Jeffrey S. Solochek can be reached at [email protected] or (813) 909-4614. For more education news, visit the Gradebook at

Learning labs' extra help keeps at-risk students in school 02/07/09 [Last modified: Saturday, February 7, 2009 11:10am]
Photo reprints | Article reprints

© 2017 Tampa Bay Times


Join the discussion: Click to view comments, add yours

  1. Astros rout Yankees to force Game 7 of AL Championship Series


    HOUSTON — Justin Verlander pitched seven shutout innings to outduel Luis Severino for the second time, and the Astros bats came alive in their return home as Houston routed the Yankees 7-1 Friday night and forced a decisive Game 7 in the American League Championship Series.

    The Astros’ Brian McCann, who has struggled during the ALCS, breaks a scoreless tie with an RBI double during the fifth inning off Yankees starter Luis Severino.
  2. Review: Faith Hill and Tim McGraw shower love, star power on Tampa's Amalie Arena


    Near the end of their potent new duet Break First, Tim McGraw stopped singing, and let Faith Hill's powerhouse voice take over.

    Faith Hill and Tim McGraw performed at Amalie Arena in Tampa on Oct. 20, 2017.
  3. Senate to take up AUMF debate as Trump defends reaction to Niger attack


    WASHINGTON — The Senate Foreign Relations Committee is taking up a long-awaited debate about authorizing military force against the Islamic State as President Trump comes under unprecedented public scrutiny for his treatment of dead soldiers' families, following an ambush on troops helping to fight Islamic …

  4. In fear and vigilance, a Tampa neighborhood holds its breath


    TAMPA — There was a time, not long ago, when Wayne Capaz would go for a stroll at night and Christina Rodriguez would shop whenever she wanted. Michael Fuller would go to his night job as a line cook, not too worried about his wife at home.

    More than 50 people gathered and walked in the Southeast Seminole Heights community Friday to pay respects to the victims of three shootings. The crowd took a moment of silence at the corner of 11th Street and East New Orleans where Monica Hoffa was found dead. [JONATHAN CAPRIEL  |  Times]
  5. Fennelly: What's not to like about Lightning's start?

    Lightning Strikes

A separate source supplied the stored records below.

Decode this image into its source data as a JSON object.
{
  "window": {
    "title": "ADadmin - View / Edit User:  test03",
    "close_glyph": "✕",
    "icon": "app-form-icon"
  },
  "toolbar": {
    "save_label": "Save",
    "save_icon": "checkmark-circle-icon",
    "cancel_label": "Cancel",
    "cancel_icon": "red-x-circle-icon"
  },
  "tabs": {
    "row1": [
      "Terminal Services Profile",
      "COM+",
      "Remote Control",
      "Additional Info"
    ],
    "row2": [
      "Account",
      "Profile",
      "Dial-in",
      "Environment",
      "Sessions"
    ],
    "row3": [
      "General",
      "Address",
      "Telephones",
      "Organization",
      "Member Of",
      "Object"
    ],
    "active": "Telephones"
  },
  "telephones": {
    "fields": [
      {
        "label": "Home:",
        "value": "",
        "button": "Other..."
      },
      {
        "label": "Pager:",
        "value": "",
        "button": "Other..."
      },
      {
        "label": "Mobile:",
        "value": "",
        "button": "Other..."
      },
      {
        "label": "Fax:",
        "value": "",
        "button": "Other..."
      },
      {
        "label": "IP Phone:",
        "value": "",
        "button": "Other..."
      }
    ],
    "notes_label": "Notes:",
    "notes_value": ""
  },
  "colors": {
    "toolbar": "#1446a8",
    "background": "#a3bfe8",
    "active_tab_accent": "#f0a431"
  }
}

    BRANDON — No one is engraving the Stanley Cup. No one has begun stuffing the league MVP ballot box for Nikita Kucherov.

    The Lightning, with a win tonight, would match the best start in franchise history, 7-1-1 in the 2003-04 Cup season.